The results came back and I definitely have problems. I have a B-2 deficiency, along with low B vitamin results across the board. I’m also low on vitamin C, zinc, copper, magnesium, and a few other things. But the most important result? I tested positive for the gene mutation.
There are two MTHFR gene locations: C677T which is associated with cardiovascular issues, and A1298C which affects mood and behavior more. I was negative for C677T but heterozygous for A1289C (i.e., I have one mutated copy and one regular copy).
The solution is apparently really simple. I need to take methyl-B12 (methylcobalamine) and methyl-folate to make sure my body can absorb these nutrients. Without them, I am more likely to have deficiencies in my B vitamins (just as my test results showed). I’m also taking a B-vitamin complex and some other minerals to help address all my borderline results.
Because I suffered a B-12 deficiency in the 90s, I’ve been taking B-12 ever since. But I didn’t know that there was more than one kind out there so I never paid attention to what I was buying. My latest bottle at least was the cyano-form. I should be angry about how many B-12 pills I’ve taken in the last 20 years and how little I was probably benefiting from them, but mostly I’m just grateful to know what I now know about this.
I’ve started my new supplements and for the first few days, I felt just fine. Not over the moon wonderful, but energetic enough to have a productive and full day of the kind I imagine most adults have. The last two days I’ve been feeling tired again. The nutritionist told me to schedule my check-up with her in six weeks, so I know it will be a while before we can really tell how well I’m responding to the supplements.
In the meantime, I have plenty to think about. When I read the list of major health issues linked to the MTHFR mutation, I wondered how many of my issues are caused by this single mutated gene. How big of a factor is this in my depressive episodes? How much has it enhanced my nervous nature? Is this why sugar gives me so much trouble? Is this the root cause of the fatigue issues I’ve been struggling with for all theses years? Or will there be little to no noticeable improvement in my energy levels despite knowing about this mutation?
I have a new piece to add to my puzzle, but it will be a while before I can tell just how big this piece is.
Do you struggle just to be a healthy “normal” person? What challenges have you faced? What have you learned?
8 thoughts on “MTHFR Mutation: A New Piece In My Health Puzzle”

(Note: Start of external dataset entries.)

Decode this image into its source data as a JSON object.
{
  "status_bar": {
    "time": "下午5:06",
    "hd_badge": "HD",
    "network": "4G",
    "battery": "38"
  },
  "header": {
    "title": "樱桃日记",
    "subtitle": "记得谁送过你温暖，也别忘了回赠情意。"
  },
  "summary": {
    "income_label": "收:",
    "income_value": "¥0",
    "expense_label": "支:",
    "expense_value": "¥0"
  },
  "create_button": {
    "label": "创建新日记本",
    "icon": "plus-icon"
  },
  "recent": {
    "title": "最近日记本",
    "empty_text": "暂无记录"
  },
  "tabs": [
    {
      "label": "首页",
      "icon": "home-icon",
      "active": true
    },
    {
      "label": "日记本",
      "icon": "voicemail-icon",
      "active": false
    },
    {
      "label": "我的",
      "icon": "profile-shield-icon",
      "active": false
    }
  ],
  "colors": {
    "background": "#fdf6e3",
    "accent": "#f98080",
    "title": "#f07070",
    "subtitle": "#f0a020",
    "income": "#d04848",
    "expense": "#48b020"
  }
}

I definitely thought MTHFR was shorthand for an expletive until I read down into your post! 🙂
Someone else pointed it out to me, but now that’s all I see… 😉
But, I really hope that you can solve the health puzzle and feel great all of the time!

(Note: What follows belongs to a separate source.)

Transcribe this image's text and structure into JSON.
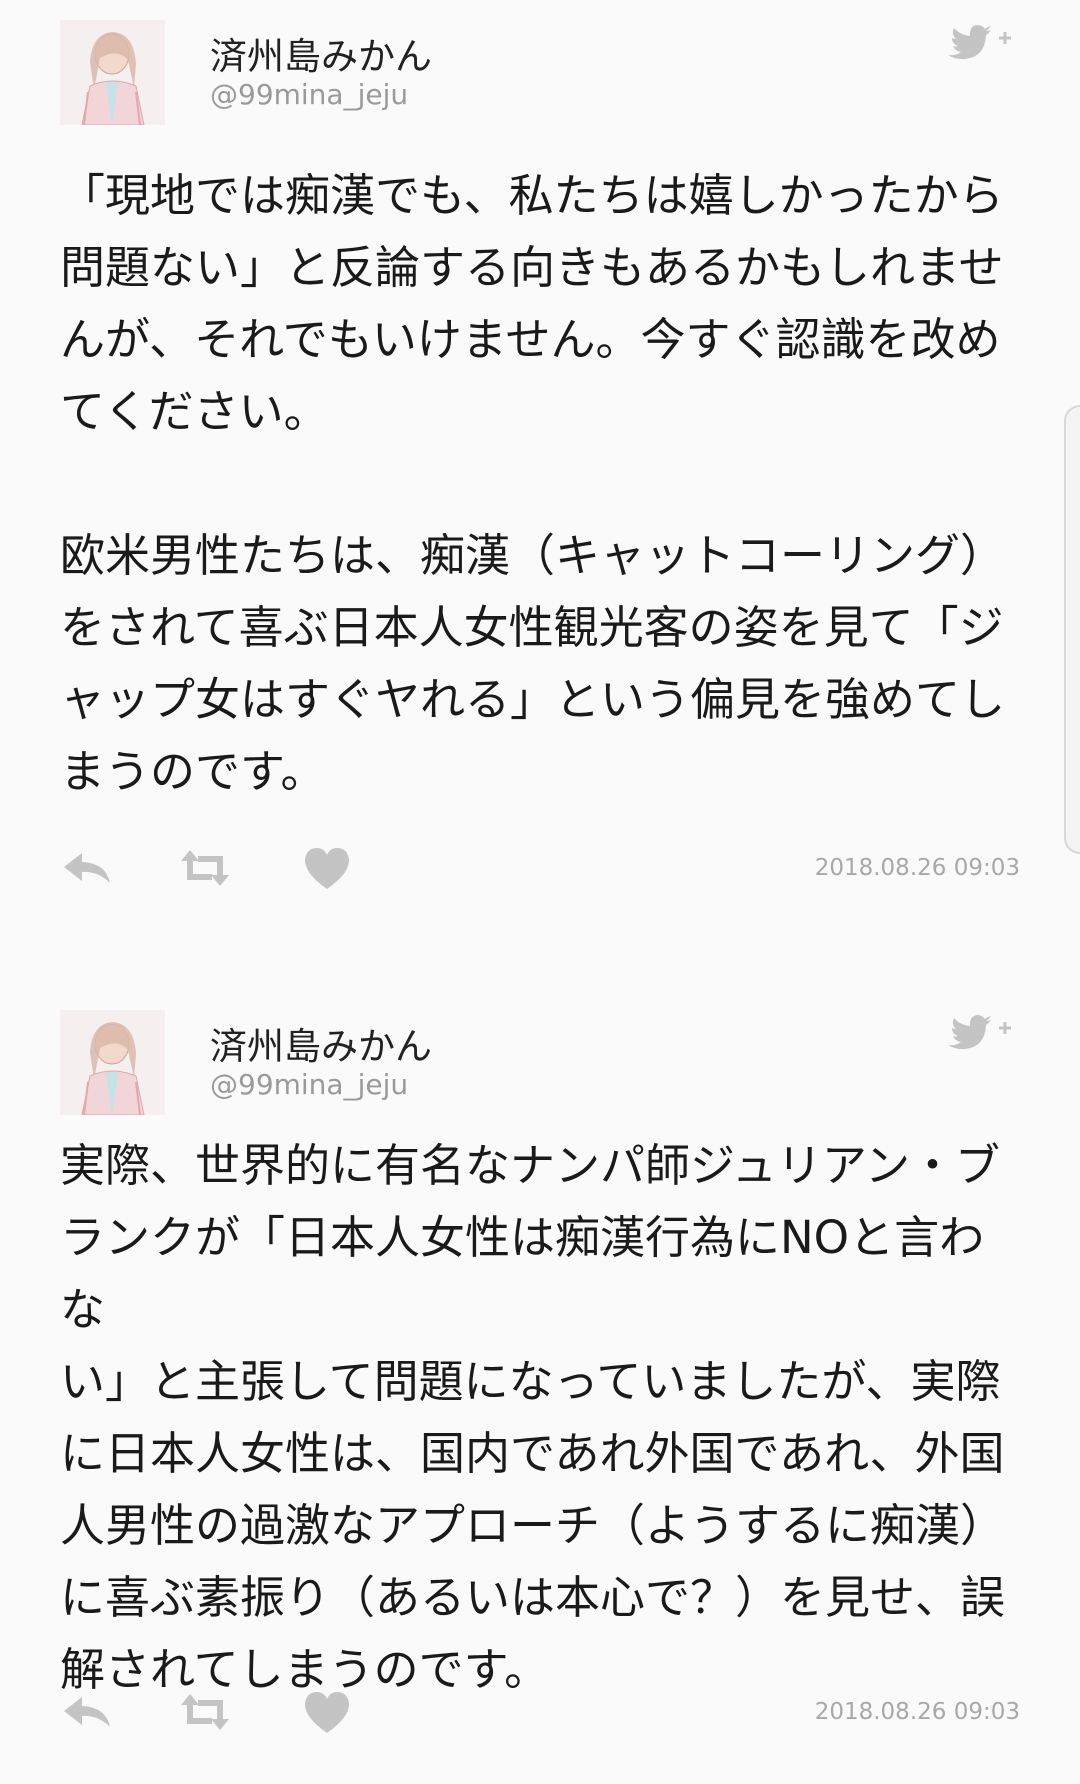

I’ve struggled, with many of the problems you have listed, for many years since having Lyme Disease. fatigue and cognitive problems are my biggest problem. Lately I can’t smell or taste. So, I also have been working with vitamin and herbal drugs to some benefit, but, fatigue is still a problem. Please post again your response to this new group of therapy, I am keeping my fingers crossed so you get great help with fatigue issues, since no one, including MDs seem to understand it. Keep up your struggle, it is worth it. Enjoyment of life will be your major benefit.
Lyme disease? 🙁 I’m glad you found some things that work for you and I hope you, too, continue to make progress with your health issues. People complain about not having enough time in the day to do everything, but my problem tends to be to not have enough energy. I have to spend lots of hours resting and recharging. Maybe I can’t change that, but I keep trying!
Thanks. I hope so, too.
I dearly hope this works for you, and my congratulations on your having tracked down this avenue to explore. Send your doctor a bill. 🙂
LOL! No telling what the doctor would think of all this. Poking around on line there are definitely different opinions about how important this mutation may or may not be. All I know is that it’s information to help guide my health care and that’s good enough for me.